-- TASK GOAL --
Note each line in the data holding the string "viewing" and report it.

-- MATERIAL TO PROCESS --
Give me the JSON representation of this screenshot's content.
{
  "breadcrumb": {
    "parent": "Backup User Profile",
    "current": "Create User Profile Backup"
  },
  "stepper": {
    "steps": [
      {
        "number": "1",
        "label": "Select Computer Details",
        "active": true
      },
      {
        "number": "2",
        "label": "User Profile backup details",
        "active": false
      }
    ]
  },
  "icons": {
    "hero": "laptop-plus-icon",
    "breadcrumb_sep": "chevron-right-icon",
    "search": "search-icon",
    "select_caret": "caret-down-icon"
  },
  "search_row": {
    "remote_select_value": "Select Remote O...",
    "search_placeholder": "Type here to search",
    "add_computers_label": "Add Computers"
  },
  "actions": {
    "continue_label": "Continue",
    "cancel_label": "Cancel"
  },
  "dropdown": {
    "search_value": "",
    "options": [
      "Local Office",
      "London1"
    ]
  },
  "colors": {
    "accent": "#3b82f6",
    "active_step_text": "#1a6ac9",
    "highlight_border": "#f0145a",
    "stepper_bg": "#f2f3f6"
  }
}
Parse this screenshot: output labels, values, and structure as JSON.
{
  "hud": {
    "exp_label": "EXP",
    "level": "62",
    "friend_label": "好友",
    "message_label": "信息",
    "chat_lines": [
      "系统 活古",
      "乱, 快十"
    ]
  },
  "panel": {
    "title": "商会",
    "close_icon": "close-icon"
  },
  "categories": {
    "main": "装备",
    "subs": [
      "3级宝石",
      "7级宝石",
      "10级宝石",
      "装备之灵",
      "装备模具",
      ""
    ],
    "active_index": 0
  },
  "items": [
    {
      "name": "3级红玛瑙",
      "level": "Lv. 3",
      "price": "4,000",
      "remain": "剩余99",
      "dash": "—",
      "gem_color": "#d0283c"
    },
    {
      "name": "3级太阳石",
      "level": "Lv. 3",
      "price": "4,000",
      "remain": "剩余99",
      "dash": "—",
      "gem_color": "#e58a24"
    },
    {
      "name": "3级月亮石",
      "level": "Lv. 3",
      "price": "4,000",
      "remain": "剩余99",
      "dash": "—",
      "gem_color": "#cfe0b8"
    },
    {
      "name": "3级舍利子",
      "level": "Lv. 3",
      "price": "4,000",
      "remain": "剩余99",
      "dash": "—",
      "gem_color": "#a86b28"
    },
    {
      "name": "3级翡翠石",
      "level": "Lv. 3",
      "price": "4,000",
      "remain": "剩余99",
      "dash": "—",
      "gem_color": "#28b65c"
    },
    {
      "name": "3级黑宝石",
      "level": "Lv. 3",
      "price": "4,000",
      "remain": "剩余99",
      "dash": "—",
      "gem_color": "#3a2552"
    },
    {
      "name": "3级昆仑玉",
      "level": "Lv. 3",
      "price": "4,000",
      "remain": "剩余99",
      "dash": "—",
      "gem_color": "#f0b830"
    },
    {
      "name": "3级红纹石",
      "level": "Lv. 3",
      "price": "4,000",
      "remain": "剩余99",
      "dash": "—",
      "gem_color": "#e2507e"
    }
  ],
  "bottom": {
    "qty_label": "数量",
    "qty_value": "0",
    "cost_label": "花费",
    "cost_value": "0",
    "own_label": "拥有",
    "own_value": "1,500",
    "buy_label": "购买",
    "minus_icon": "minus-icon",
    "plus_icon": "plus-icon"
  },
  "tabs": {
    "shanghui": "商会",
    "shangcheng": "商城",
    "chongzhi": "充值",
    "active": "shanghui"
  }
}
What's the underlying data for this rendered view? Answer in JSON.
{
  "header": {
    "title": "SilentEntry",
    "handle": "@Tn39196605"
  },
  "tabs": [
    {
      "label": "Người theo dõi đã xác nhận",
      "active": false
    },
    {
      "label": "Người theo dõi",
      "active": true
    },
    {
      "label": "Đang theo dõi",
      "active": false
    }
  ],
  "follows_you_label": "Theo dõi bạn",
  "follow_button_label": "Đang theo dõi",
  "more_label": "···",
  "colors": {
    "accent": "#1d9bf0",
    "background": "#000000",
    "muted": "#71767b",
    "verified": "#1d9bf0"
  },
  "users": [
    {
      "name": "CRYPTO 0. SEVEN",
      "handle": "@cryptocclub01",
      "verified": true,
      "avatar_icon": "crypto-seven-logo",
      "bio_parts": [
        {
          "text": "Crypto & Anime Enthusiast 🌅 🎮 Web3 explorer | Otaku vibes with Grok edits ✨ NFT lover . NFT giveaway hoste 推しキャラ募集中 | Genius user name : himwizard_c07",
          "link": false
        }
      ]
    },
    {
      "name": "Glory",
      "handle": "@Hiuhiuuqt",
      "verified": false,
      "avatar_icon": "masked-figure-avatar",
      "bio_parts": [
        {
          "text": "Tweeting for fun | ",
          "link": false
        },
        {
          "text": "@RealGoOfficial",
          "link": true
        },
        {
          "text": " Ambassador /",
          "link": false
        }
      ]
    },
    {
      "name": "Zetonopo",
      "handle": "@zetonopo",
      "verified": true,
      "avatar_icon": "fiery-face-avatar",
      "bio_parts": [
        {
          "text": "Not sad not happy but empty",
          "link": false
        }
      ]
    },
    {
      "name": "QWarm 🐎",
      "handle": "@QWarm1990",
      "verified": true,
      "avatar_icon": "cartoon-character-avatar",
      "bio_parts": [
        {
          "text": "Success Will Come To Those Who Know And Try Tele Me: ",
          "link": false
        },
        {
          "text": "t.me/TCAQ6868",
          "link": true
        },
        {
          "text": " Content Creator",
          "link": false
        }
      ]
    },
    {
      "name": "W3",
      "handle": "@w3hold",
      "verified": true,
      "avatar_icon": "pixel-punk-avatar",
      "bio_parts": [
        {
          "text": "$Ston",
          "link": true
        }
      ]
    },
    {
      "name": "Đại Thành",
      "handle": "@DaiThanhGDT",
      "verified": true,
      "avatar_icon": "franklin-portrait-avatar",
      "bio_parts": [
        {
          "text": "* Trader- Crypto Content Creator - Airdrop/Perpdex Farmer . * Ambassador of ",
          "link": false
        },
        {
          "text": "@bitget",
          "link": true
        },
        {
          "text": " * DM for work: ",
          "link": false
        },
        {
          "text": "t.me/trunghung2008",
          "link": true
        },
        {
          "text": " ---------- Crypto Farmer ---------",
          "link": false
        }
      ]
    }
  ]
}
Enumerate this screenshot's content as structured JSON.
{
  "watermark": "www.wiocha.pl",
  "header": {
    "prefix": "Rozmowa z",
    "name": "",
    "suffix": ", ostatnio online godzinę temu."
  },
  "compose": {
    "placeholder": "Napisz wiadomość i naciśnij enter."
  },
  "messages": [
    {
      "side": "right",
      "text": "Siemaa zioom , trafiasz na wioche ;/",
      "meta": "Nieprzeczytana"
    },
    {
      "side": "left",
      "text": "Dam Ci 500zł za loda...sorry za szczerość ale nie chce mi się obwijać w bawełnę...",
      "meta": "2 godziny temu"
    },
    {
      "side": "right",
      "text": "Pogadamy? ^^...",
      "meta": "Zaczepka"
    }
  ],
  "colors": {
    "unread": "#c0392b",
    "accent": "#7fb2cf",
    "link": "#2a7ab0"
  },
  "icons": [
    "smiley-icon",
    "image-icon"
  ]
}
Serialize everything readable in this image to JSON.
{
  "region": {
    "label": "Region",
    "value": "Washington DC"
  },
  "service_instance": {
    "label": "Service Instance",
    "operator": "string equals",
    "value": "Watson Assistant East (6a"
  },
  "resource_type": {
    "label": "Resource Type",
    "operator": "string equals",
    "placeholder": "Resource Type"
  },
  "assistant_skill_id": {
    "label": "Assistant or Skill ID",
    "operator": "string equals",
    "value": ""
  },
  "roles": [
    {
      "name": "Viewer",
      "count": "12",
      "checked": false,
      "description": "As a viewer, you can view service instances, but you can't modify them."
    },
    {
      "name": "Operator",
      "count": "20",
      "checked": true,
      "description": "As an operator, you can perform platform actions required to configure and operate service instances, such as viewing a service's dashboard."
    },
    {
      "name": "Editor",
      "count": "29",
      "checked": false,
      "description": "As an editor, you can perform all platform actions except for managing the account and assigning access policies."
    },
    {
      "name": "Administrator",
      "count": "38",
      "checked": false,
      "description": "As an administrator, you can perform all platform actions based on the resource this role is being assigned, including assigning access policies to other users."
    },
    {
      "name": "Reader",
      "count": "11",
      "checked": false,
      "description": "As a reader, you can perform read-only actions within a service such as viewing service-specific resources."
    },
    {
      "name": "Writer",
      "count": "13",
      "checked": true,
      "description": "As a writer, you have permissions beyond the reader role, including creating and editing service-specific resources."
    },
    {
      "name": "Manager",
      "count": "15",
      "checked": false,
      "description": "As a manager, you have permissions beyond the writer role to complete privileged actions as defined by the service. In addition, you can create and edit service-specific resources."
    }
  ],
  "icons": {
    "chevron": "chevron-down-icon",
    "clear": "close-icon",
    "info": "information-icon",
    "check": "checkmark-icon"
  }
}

-- OUTPUT OF THE TASK --
      "description": "As an operator, you can perform platform actions required to configure and operate service instances, such as viewing a service's dashboard."
      "description": "As a reader, you can perform read-only actions within a service such as viewing service-specific resources."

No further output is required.